To see Anderson’s impressive collection of slow-motion videos of birds eating out her hand, subscribe to her YouTube Channel.
When photographing wild animals, we can capture lots of incredible moments in nature. But photographers Scott Joshua Dere and Beaumon Day witnessed quite an epic one!
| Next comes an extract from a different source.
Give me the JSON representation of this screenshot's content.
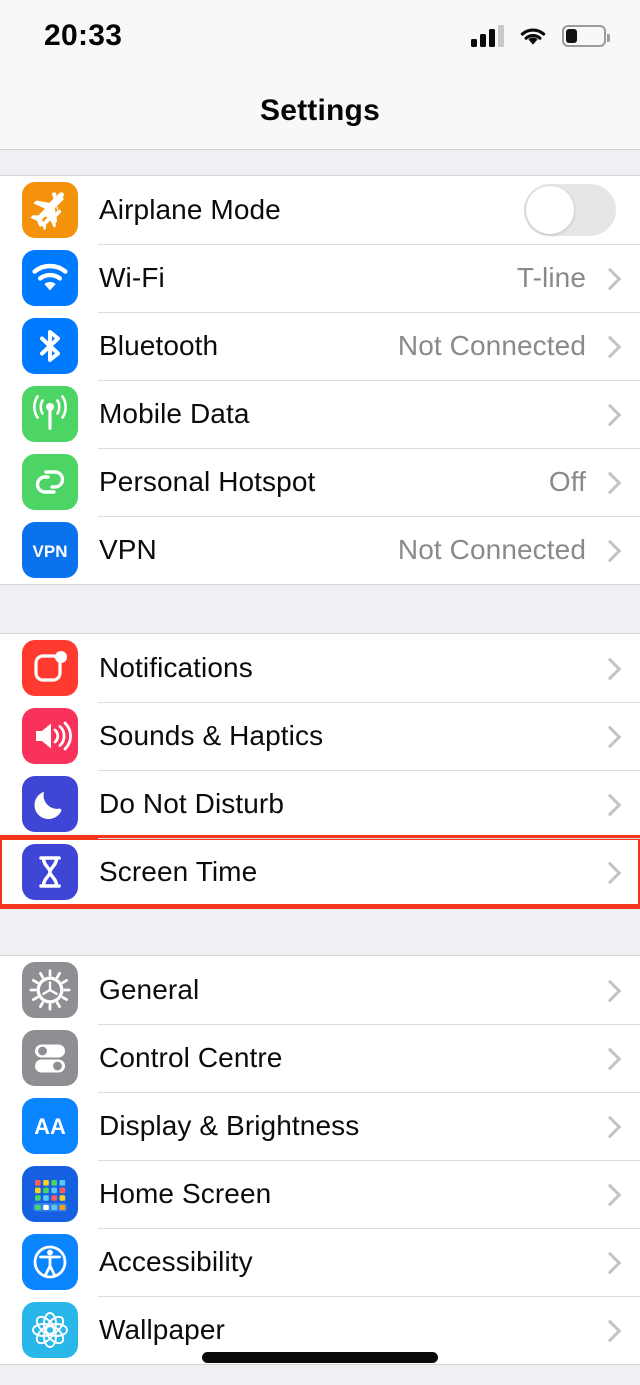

Thankfully, they also manage to capture it. A large owl landed on Scott’s lens and struck a pose, and Beaumon took a photo of the scene that you don’t […]
Black Sun is an ongoing project by Danish photographer Søren Solkær, who began visiting the marshlands of southern Denmark a few years ago to capture the mesmerizing starling murmurations that comprise up to a million birds.
The giant flock darkens the sky with its ever-changing shapes.
“As the countless birds congregate in large murmurations before collectively settling in the reeds at dusk they put on an incredible show of collaboration and performance skills,” Solkær writes. “And now and then, by the added drama of attacking birds of prey, the flock will unfold a breathtaking and veritable ballet of life or death.
“At times the flock seems to possess the cohesive power of super fluids, changing shape in an endless flux: From geometric to organic, from solid to fluid, from matter to ethereal, from reality to dream – an exchange in which real time ceases to exist and mythical time pervades,” the photographer says. “This is the moment I have attempted to capture – a fragment of eternity.”
Here’s what these murmurations look like in motion: